According to Bloomberg, the Organization of the Petroleum Exporting Countries (OPEC) has once again declined to grant media credentials to journalists working for the three major financial news sites of Bloomberg, Reuters, and The Wall Street Journal in order to cover the meeting that will take place in Vienna the following week.
The media restriction is in response to a similar action taken by the Organization of the Petroleum Exporting Countries (OPEC), which is headquartered in Vienna and which resulted in the withdrawal of accreditations for a meeting in June between the 13 OPEC members led by Riyadh and their 10 allies led by Moscow.

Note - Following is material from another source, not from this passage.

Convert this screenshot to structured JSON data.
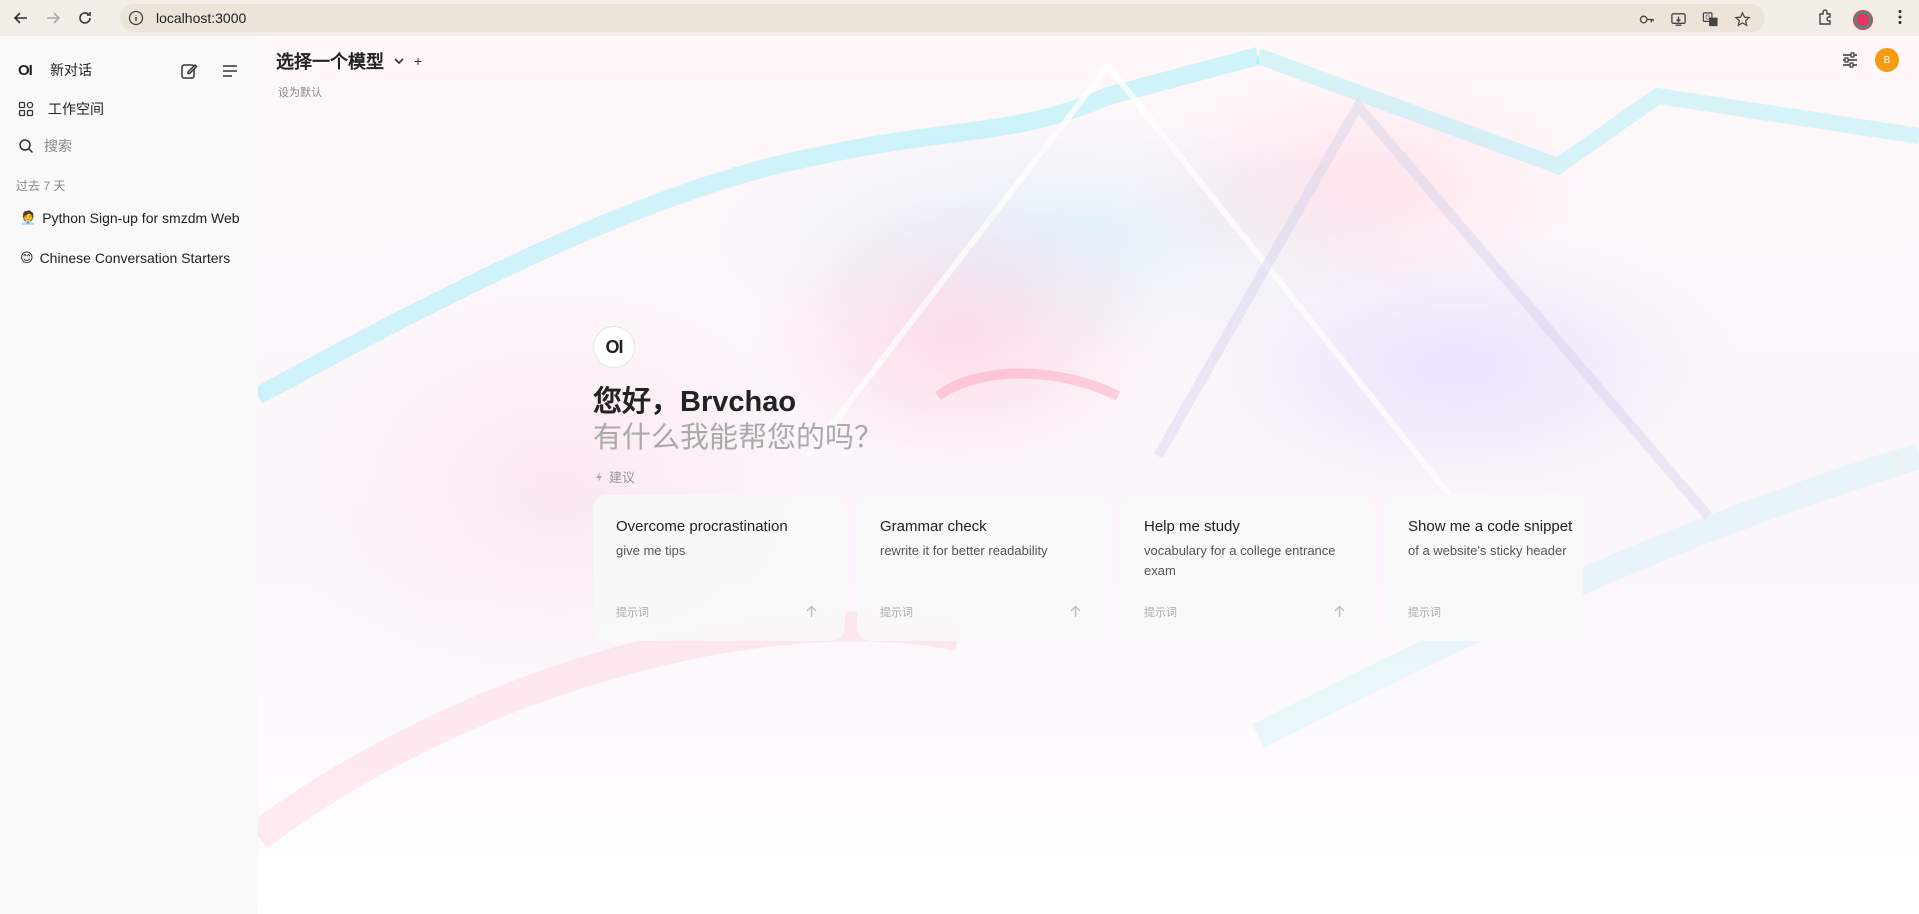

“We are very concerned by the prospect of OPEC excluding certain journalists, including from Bloomberg, from next week’s seminar,” stated a statement released by an American news agency that was consulted by AFP on Thursday. “We are very concerned by the prospect of OPEC excluding certain journalists from next week’s seminar.”
It went on to say, “For the sake of market transparency, we strongly advocate for OPEC to allow journalists from relevant global news outlets to attend,” and the statement concluded with that.
Reuters reported that the restriction had also affected it in some way.
According to a source familiar with the situation that AFP spoke with regarding the topic, The Wall Street Journal did not receive an invitation either.
The conference that is scheduled to take place on July 5-6 at the Hofburg Palace in Vienna will feature important speakers such as the Saudi Energy Minister Prince Abdulaziz bin Salman, the CEO of the British oil company BP Bernard Looney, and the European Energy Commissioner Kadri Simson. Other speakers at the conference will include European Energy Commissioner Kadri Simson.
The Austrian Foreign Ministry, which has stated that it intends to attend the event that will take place next week, has declined to comment on the prohibition.
On the other hand, this was a “opportunity to highlight that media freedom, including enabling media coverage of political developments, is a cornerstone of any democratic society.”
The OPEC press office did not provide a prompt response to this development.
In June, OPEC Secretary General Haitham Al-Ghais defended the organization’s “policy” to invite media on a case-by-case basis, claiming that “this is our house and this is the way we decide to conduct our media strategy.” The statement was made in response to criticism of the organization’s “policy” to invite journalists on a case-by-case basis.
In 1960, the Organization of the Petroleum Exporting Countries (OPEC) was established with the purpose of “coordinating and unifying petroleum policies” among its members in order to “secure fair and stable prices for producers.”
In 2016, the cartel formed a partnership with ten additional countries to create the OPEC+ group, which is responsible for sixty percent of the oil production in the globe.